We sat in my daughter’s comfortable
home and talked of what made me a
pacifist, my non-combatant military
experience and the lieutenant colonel
in New York who said he would not
make it to bird colonel because he
thought war was a form of political
failure. She listened sweetly.
The drive back to the present home
was colored in diffused memories.
The familiar trip, made hundreds of
times felt liquid and unfamiliar,
steeped in my mortality as if having
traveled back to my roots triggered
new wonder of the old places. There
was question of how to fit in to where
and what has been most of my life.
This wonder is not sadness, nor a
sense of a pending end, but baptism

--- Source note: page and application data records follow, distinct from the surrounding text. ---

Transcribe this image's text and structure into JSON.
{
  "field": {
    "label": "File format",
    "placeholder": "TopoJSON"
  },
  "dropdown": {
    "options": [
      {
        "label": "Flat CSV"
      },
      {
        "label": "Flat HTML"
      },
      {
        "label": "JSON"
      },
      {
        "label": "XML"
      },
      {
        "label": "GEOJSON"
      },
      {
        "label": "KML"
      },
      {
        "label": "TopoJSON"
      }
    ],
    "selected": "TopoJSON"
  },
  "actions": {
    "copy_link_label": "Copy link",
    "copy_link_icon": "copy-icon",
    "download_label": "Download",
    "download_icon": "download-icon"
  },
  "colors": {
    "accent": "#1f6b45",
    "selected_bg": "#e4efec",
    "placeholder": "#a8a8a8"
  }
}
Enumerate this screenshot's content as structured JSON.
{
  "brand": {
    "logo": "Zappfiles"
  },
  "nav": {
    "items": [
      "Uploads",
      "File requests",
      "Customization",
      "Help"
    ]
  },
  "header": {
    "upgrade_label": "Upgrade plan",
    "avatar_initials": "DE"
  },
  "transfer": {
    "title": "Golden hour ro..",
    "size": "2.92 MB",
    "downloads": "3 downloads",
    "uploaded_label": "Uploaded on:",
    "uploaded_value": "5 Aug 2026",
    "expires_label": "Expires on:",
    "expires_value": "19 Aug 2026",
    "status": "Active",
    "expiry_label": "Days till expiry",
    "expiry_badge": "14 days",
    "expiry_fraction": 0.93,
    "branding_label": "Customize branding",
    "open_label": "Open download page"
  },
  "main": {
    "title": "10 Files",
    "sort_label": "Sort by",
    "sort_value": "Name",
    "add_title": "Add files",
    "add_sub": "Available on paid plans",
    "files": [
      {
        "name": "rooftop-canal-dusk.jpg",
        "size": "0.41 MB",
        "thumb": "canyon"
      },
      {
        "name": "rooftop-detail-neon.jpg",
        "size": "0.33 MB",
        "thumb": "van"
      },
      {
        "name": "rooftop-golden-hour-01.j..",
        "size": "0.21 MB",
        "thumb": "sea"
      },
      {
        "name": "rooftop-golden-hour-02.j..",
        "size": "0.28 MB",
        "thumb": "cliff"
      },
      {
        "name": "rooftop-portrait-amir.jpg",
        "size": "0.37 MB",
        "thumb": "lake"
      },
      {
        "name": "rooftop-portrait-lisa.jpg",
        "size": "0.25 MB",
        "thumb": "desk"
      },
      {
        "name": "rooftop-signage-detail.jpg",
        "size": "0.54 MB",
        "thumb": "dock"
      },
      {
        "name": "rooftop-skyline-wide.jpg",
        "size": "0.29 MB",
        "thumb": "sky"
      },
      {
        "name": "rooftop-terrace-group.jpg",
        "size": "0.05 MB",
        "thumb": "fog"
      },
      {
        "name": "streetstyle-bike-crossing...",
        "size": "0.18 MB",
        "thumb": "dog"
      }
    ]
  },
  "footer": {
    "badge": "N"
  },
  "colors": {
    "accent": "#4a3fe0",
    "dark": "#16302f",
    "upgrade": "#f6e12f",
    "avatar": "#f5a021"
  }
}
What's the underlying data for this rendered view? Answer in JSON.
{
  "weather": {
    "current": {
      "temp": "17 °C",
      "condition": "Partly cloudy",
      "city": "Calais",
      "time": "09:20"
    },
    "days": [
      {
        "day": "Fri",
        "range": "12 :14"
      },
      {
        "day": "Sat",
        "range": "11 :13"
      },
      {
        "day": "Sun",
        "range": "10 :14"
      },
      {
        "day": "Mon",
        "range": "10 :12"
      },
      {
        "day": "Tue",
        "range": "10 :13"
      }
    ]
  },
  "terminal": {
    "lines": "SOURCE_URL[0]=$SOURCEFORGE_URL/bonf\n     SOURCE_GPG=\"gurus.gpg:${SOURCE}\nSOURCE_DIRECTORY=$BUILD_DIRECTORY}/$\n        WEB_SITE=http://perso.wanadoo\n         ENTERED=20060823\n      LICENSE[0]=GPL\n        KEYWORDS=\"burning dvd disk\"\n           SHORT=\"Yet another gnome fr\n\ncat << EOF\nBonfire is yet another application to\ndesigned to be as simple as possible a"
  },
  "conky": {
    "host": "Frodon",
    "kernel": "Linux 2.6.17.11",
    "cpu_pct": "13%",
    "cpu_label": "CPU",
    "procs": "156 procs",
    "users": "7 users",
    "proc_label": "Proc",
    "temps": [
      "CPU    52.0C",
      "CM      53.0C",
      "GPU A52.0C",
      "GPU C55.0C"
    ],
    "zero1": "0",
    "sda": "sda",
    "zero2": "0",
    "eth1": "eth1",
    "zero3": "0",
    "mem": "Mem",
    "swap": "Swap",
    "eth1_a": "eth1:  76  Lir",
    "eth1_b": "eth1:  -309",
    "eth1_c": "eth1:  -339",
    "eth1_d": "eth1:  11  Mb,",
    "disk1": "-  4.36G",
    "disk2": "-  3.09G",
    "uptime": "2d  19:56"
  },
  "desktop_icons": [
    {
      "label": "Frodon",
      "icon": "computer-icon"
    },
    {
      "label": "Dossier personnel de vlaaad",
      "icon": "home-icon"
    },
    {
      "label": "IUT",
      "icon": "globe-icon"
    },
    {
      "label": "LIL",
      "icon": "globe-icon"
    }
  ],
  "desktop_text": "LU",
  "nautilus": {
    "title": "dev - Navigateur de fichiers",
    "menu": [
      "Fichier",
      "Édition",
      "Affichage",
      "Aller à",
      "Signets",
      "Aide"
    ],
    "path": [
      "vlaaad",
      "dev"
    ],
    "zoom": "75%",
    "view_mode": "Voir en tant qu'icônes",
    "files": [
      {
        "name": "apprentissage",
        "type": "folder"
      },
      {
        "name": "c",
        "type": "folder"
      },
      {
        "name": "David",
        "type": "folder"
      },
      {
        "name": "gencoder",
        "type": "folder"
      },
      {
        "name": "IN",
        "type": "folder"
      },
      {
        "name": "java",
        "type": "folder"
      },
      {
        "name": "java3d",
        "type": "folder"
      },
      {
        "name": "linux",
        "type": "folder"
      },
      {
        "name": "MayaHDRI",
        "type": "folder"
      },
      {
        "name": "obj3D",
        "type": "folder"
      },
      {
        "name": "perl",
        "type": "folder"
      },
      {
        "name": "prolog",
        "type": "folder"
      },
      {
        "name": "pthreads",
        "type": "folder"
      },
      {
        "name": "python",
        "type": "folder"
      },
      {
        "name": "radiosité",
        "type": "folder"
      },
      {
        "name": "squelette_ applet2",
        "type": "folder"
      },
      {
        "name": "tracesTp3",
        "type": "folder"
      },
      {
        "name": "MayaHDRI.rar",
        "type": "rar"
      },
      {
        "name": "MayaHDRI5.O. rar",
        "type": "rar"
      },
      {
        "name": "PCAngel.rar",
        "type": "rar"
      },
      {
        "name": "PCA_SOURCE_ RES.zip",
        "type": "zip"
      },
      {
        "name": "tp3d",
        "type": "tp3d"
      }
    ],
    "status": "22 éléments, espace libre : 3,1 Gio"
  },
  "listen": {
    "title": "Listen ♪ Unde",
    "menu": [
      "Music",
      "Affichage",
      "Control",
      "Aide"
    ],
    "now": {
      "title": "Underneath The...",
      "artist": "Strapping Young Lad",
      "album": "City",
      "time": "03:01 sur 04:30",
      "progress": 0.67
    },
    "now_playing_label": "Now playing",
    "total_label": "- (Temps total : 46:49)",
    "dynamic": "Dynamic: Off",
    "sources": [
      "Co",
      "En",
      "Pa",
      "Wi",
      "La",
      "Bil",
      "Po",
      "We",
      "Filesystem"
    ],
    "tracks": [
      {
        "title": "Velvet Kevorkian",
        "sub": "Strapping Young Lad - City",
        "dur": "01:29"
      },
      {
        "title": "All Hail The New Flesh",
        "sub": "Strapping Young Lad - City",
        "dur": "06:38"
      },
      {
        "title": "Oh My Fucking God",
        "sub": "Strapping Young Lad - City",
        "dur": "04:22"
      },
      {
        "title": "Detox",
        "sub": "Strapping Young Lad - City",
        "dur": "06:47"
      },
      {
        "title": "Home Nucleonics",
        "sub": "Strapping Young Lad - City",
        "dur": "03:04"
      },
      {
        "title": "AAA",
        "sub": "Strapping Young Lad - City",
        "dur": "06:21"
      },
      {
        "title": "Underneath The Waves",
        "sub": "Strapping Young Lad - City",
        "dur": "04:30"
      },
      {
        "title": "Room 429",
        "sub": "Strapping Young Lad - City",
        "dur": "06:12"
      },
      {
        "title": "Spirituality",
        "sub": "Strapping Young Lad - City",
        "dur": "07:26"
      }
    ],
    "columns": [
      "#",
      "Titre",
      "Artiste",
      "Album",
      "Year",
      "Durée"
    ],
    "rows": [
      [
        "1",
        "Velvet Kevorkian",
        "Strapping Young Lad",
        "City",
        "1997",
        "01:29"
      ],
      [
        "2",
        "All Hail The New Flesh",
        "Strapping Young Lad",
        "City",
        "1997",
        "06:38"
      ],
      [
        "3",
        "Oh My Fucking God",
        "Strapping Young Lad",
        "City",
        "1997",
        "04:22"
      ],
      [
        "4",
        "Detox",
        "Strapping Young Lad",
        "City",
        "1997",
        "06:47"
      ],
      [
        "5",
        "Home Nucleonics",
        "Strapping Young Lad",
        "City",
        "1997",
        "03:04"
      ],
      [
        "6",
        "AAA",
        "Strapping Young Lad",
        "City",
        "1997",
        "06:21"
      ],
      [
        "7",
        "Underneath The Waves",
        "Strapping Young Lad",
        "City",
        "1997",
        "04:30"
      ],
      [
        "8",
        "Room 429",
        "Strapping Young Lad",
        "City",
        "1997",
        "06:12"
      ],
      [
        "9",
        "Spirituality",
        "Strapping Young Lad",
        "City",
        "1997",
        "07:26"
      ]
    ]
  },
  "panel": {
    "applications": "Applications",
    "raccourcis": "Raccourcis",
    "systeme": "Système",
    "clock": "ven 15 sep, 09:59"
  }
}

into my sum. All the dead rode with
me those brief well-known miles, and
time congealed. My mother expressed
confusion about our location, and I
explained she died before I built the house.